Study 6: Thimerosal is good and bad. Like study 2, we found that increased thimerosal exposure was beneficial to children, which is counter-intuitive. Either children should be receiving more thimerosal for their improved health or our study was flawed. This is supported by the fact we found thimerosal exposure to be associated with poor social skills in 4 year olds. More study is needed.
Study 7: Thimerosal is good and bad. It appears to cause tics and speech delay, replicating study 1's findings. However, it also found like studies 2 and 6 that higher thimerosal was beneficial for specific health outcomes. Both can't be right. More study is needed, especially since we didn't assess Autism as a heath outcome.
Study 8: We don't know anything about low-dose ethyl mercury exposure (and thereby Thimerosal) in humans because IT'S NEVER BEEN STUDIED and can not responsibly come to any conclusion about what it does or does not do in regard to Autism. More study is needed.

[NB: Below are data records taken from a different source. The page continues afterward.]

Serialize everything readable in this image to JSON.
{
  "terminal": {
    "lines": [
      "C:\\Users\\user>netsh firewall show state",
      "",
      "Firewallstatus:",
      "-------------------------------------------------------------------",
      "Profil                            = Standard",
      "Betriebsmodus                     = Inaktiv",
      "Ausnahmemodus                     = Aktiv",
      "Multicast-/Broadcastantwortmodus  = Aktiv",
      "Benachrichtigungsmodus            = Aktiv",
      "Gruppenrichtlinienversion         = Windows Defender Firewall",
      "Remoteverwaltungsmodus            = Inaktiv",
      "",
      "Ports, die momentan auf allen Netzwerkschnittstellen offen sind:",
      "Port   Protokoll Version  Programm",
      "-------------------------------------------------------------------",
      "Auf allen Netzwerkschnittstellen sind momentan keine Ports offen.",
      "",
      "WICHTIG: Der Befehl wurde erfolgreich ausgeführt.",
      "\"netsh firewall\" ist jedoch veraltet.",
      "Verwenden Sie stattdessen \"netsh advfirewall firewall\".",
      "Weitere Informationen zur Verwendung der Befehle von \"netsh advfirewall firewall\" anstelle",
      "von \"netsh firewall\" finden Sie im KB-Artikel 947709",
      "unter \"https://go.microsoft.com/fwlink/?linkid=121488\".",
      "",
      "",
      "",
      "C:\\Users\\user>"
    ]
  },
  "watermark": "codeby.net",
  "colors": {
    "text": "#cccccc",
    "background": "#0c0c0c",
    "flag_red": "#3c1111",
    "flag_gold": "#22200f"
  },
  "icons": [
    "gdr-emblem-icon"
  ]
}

Study 9: We still don't know anything about low-dose ethyl mercury exposure in babies because it's never been studied, but it sure looks like low birth weight babies really shouldn't be exposed to it, which is what we recommend. More study is needed.
Study 10: If your child has gross motor skill impairments (ataxia) and/or speech problems (dysarthria) and Autism, you should seek an additional or alternative diagnosis of mercury poisoning. Additionally, since low dose ethyl mercury exposure has never been studied in humans, we have no idea if its manifesting as Autism. More study needed.
Study 11: Thimerosal is bad for pregnant women. Mothers who received the most amount of Thimerosal while pregnant were more likely to have babies with evidence of brain injury in utero or Asperger's Syndrome. Given the small sample size, the responsible conclusion is that more study is urgently needed and women should not be exposed to this neurotoxin while pregnant.
Finally, if thimerosal truly had nothing to do with Autism or any other neurodevelopmental disorder, all of these studies would have come to the same conclusion: that it had no effect either positively or negatively on any outcomes, anywhere, at any time. All health outcomes would have been NEUTRAL, not better or worse.
Instead, they tell us it is both good and bad, neurologically protective and degenerative, beneficial and dangerous, and something that we truly know nothing about when it comes to low-dose exposures.
If that's not an indication for further study needed, I don't know what is.
Good science? Conclusive science that confirms it is safe and that we shouldn't bother with any more study, considering to this very day we are still injecting pregnant women and children with thimerosal containing flu vaccines in amounts up to 25mcg per shot?
To borrow from Robert F. Kennedy, Jr., "It isn't even high quality fraud."
Julie Obradovic is a Contributing Editor to Age of Autism.